GALLAFENT: Ahmed Abdel Shafy is traveling with his Egyptian-born parents, Ola and Sharef.

SHAFY: I want to ride the train and airplane.

GALLAFENT: Ola says she wants Ahmed and his younger sister to have a good time.

OLA SHAFY: I hope they get some fun today.

GALLAFENT: A couple hours after leaving Brooklyn, the bus pulls up at Six Flags in New Jersey. The amusement park wouldn't normally be open today. But it's a special event, one held at Six Flags' parks around the country.

MALE SPEAKER: The ICNA and Six Flags present Muslim Family Day, the biggest Muslim event of the year in seven major cities nationwide. Come join us for a day of Halal fun and delicious Halal food.

GALLAFENT: The ICNA says nearly 50,000 Muslims attend each year. Not surprising, says Ashfaq Parkar. It's a great day out.

PARKAR: Rollercoasters, nice food, meeting friends, family.

GALLAFENT: But even here, September 11th makes its mark.

MUHAMMED AHMED: There's a sober mood as well as a celebration.

GALLAFENT: Muhammed Ahmed has been involved in Muslim Family Day since it began in 2000. Back then he worked alongside one of the original organizers, a man named Tariq Amunallah.

AHMED: Tariq was a very nice, like any American could be. I knew him for a long time. A family man.

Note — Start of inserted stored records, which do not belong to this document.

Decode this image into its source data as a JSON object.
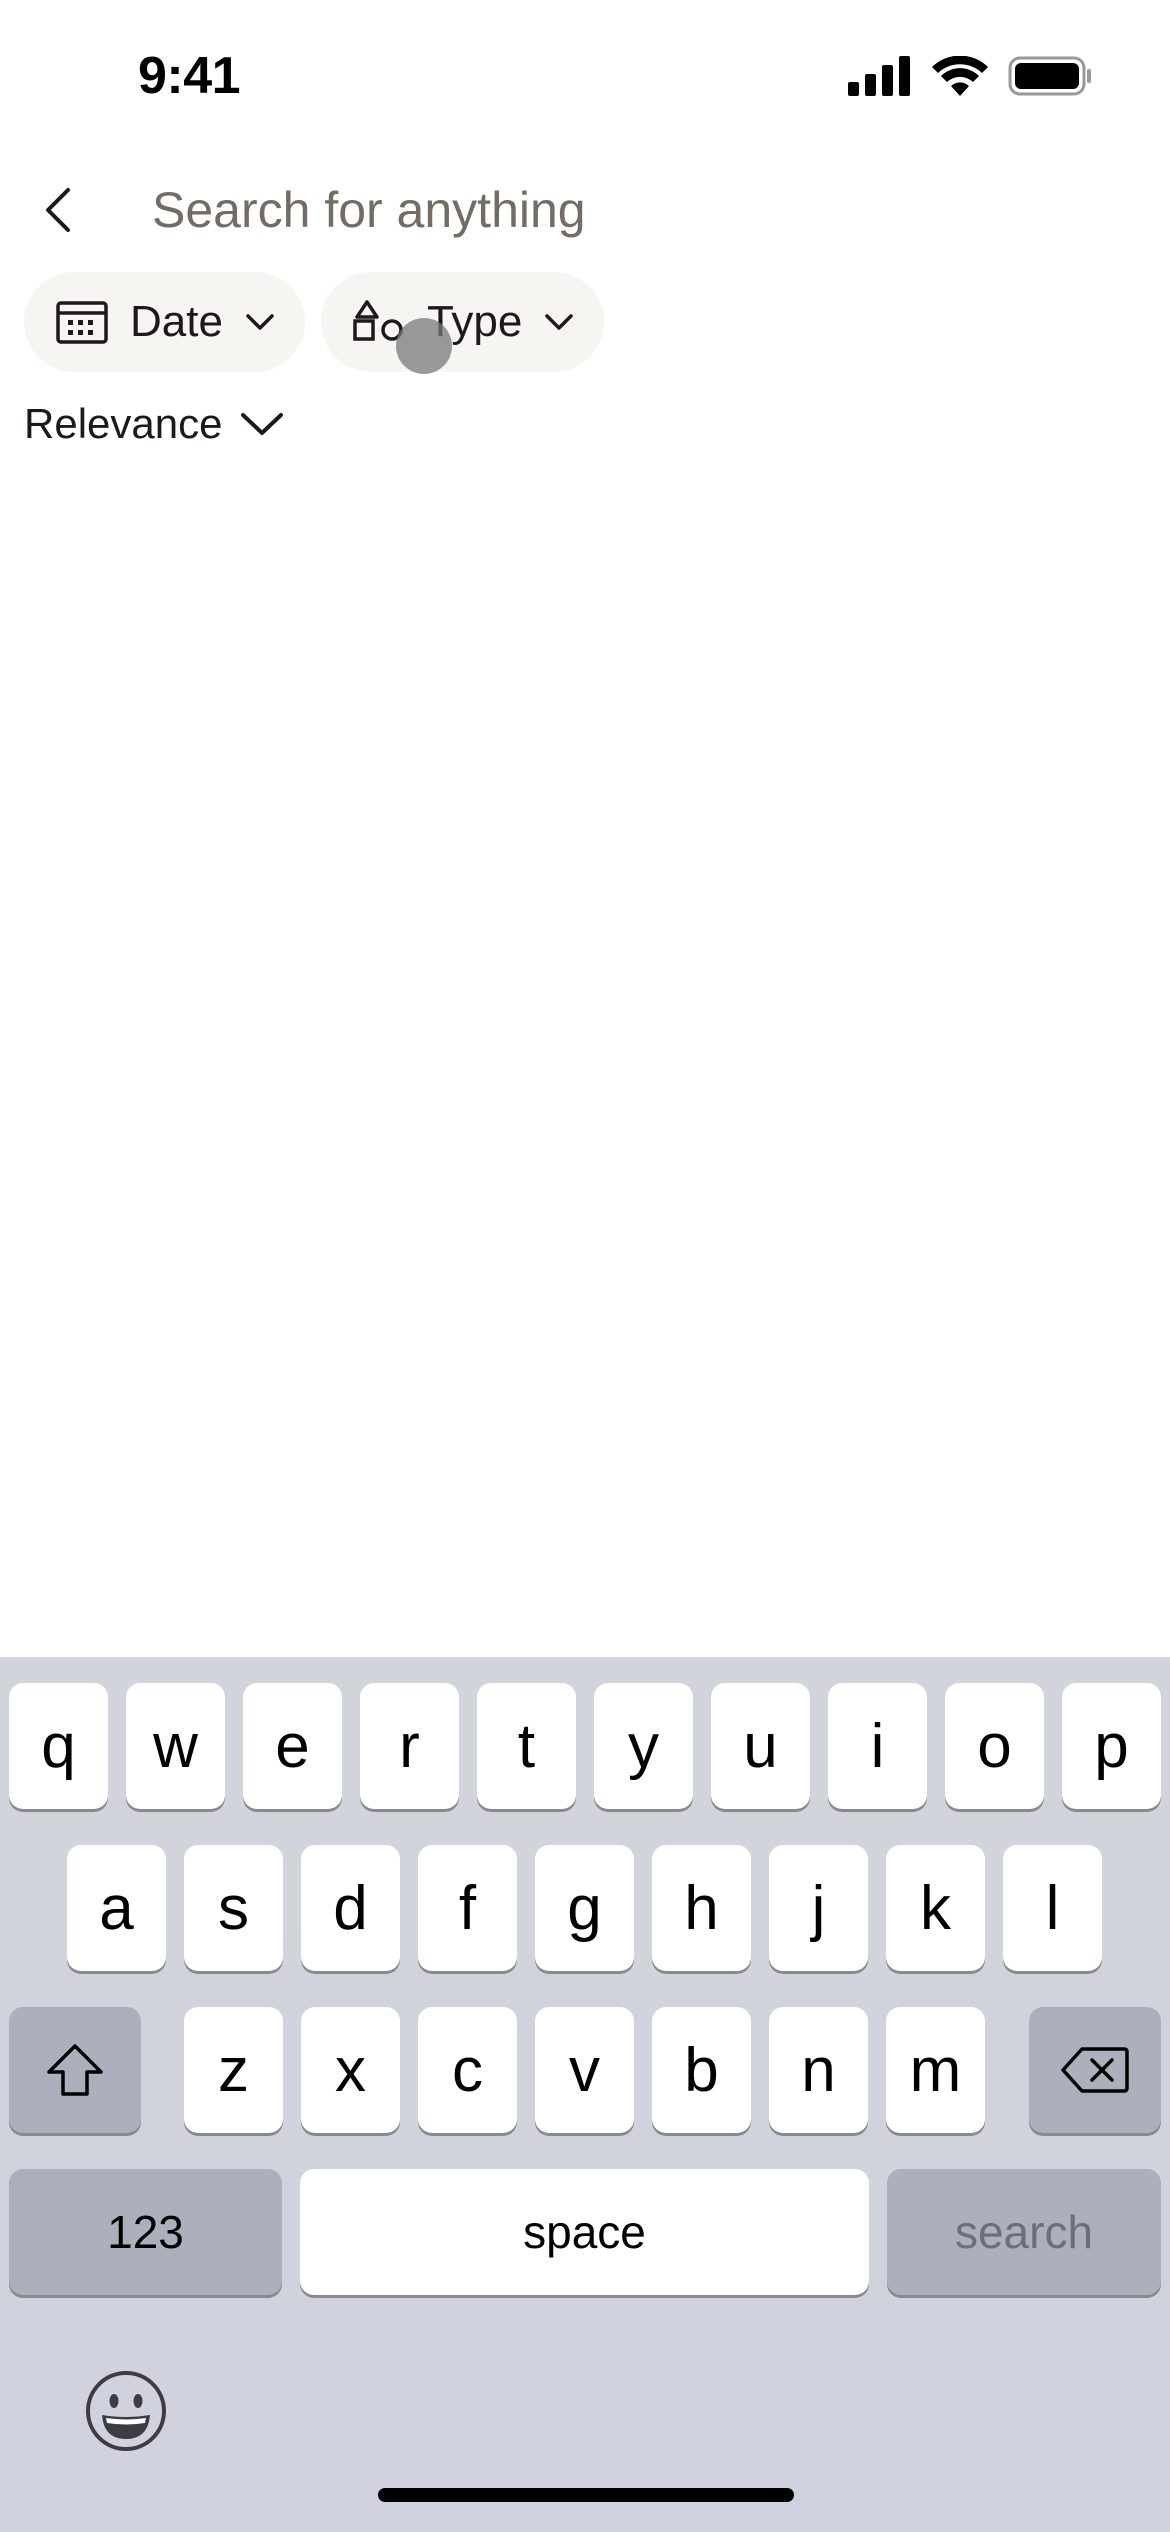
{
  "status_bar": {
    "time": "9:41",
    "icons": [
      "signal-icon",
      "wifi-icon",
      "battery-icon"
    ]
  },
  "search": {
    "placeholder": "Search for anything",
    "value": ""
  },
  "filters": [
    {
      "label": "Date",
      "icon": "calendar-icon"
    },
    {
      "label": "Type",
      "icon": "shapes-icon"
    }
  ],
  "sort": {
    "label": "Relevance"
  },
  "keyboard": {
    "row1": [
      "q",
      "w",
      "e",
      "r",
      "t",
      "y",
      "u",
      "i",
      "o",
      "p"
    ],
    "row2": [
      "a",
      "s",
      "d",
      "f",
      "g",
      "h",
      "j",
      "k",
      "l"
    ],
    "row3": [
      "z",
      "x",
      "c",
      "v",
      "b",
      "n",
      "m"
    ],
    "numbers_label": "123",
    "space_label": "space",
    "search_label": "search",
    "shift_icon": "shift-icon",
    "delete_icon": "backspace-icon",
    "emoji_icon": "emoji-icon"
  },
  "colors": {
    "chip_bg": "#f7f5f2",
    "text": "#1e1919",
    "placeholder": "#736c64",
    "keyboard_bg": "#d2d4dc",
    "dark_key": "#abb0bc"
  }
}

GALLAFENT: Amunullah was vice-president of an investment bank in Manhattan. He worked on the 97th floor of Tower 2 at the World Trade Center. The last time Muhammed Ahmed saw him was here at the park, a few days before September 11th, 2001.

AHMED: As soon as I come here and pass by this place, I still think of him all of the time.

GALLAFENT: Amunullah was one of about 60 Muslims believed to have been killed in the September 11th attacks. But that piece of information didn't prevent a mini storm of controversy earlier in the summer. Muslim Family Days in Dallas, Chicago and Washington are set to take place on Sunday, September 12th.

JOE KAUFMAN: The fact that they are having it on September 12th I believe they are actually spitting in the face of Americans.

GALLAFENT: That's Joe Kaufman, speaking on Fox News. He leads a group called Americans Against Hate.

PARKAR: How do we move forward from here?

GALLAFENT: Ashfaq Parkar mentions one of his projects with the Islamic Circle of North America, a phone number people can call for information, or just a chat, about Islam. Sometimes, he says, people do call up angry. Given events such as September 11th, he gets that.

PARKAR: They have a reason why they have these negative sentiments, and unless they've got a way of getting this tension out and talking it over with somebody, those negative sentiments aren't going to go away.

GALLAFENT: By the way, Parkar points out that Six Flags Muslim Family Day isn't just for Muslims. He says he'd love to see anyone come along and join in the fun. For The World, I'm Alex Gallafent at Six Flags, New Jersey.